Print this page

Criteria for the Grant and Refusal of Asylum

A refugee in Irish law is someone who "owing to a well-founded fear of being persecuted for reasons of race, religion, nationality, membership of a particular social group or political opinion, is outside the country of his or her nationality and is unable or, owing to such fear, unwilling to avail himself or herself of the protection of that country......" (section 2 of the Refugee Act 1996, mirroring Article 1 of the 1951 Geneva Convention). The Refugee Act 1996 explicitly states that 'social group' can include membership of a trade union or a group of people whose defining characteristic is their belonging to the female or male sex or having a particular sexual orientation.

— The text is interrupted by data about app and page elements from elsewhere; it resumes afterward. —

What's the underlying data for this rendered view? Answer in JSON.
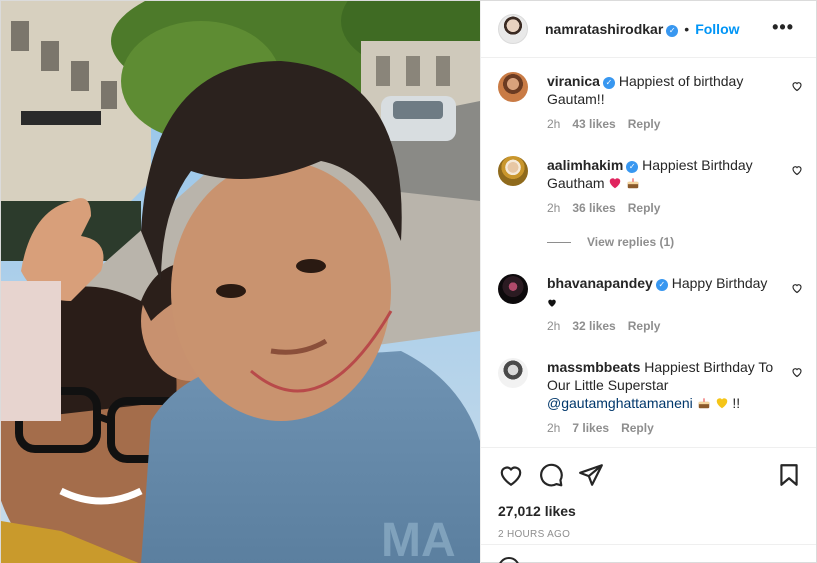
{
  "post": {
    "owner": {
      "username": "namratashirodkar",
      "verified": true,
      "follow_label": "Follow",
      "dot": "•",
      "more": "•••"
    },
    "comments": [
      {
        "username": "viranica",
        "verified": true,
        "text": "Happiest of birthday Gautam!!",
        "time": "2h",
        "likes": "43 likes",
        "reply": "Reply"
      },
      {
        "username": "aalimhakim",
        "verified": true,
        "text": "Happiest Birthday Gautham",
        "emojis": [
          "heart-red",
          "cake"
        ],
        "time": "2h",
        "likes": "36 likes",
        "reply": "Reply"
      },
      {
        "username": "bhavanapandey",
        "verified": true,
        "text": "Happy Birthday",
        "emojis": [
          "heart-black"
        ],
        "time": "2h",
        "likes": "32 likes",
        "reply": "Reply"
      },
      {
        "username": "massmbbeats",
        "verified": false,
        "text": "Happiest Birthday To Our Little Superstar",
        "mention": "@gautamghattamaneni",
        "suffix": "!!",
        "emojis": [
          "cake",
          "heart-yellow"
        ],
        "time": "2h",
        "likes": "7 likes",
        "reply": "Reply"
      }
    ],
    "view_replies": "View replies (1)",
    "likes_count": "27,012 likes",
    "posted_ago": "2 HOURS AGO",
    "icons": [
      "heart-icon",
      "comment-icon",
      "share-icon",
      "bookmark-icon",
      "emoji-icon",
      "more-icon"
    ],
    "colors": {
      "accent": "#0095f6",
      "verified": "#3897f0",
      "meta": "#8e8e8e",
      "text": "#262626"
    }
  }
}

Refugee status is granted if an applicant meets the requirements set out in the above definition. If granted, this status provides protection against return to the person's country of origin or residence, and includes the right to family reunification of immediate family members. A recognised refugee is entitled to work or operate a business and to access medical, social welfare and education services on the same basis as Irish citizens. They are also provided with a residence permit by the Immigration authorities and may apply for a 1951 Convention Travel Document.

^ Back to top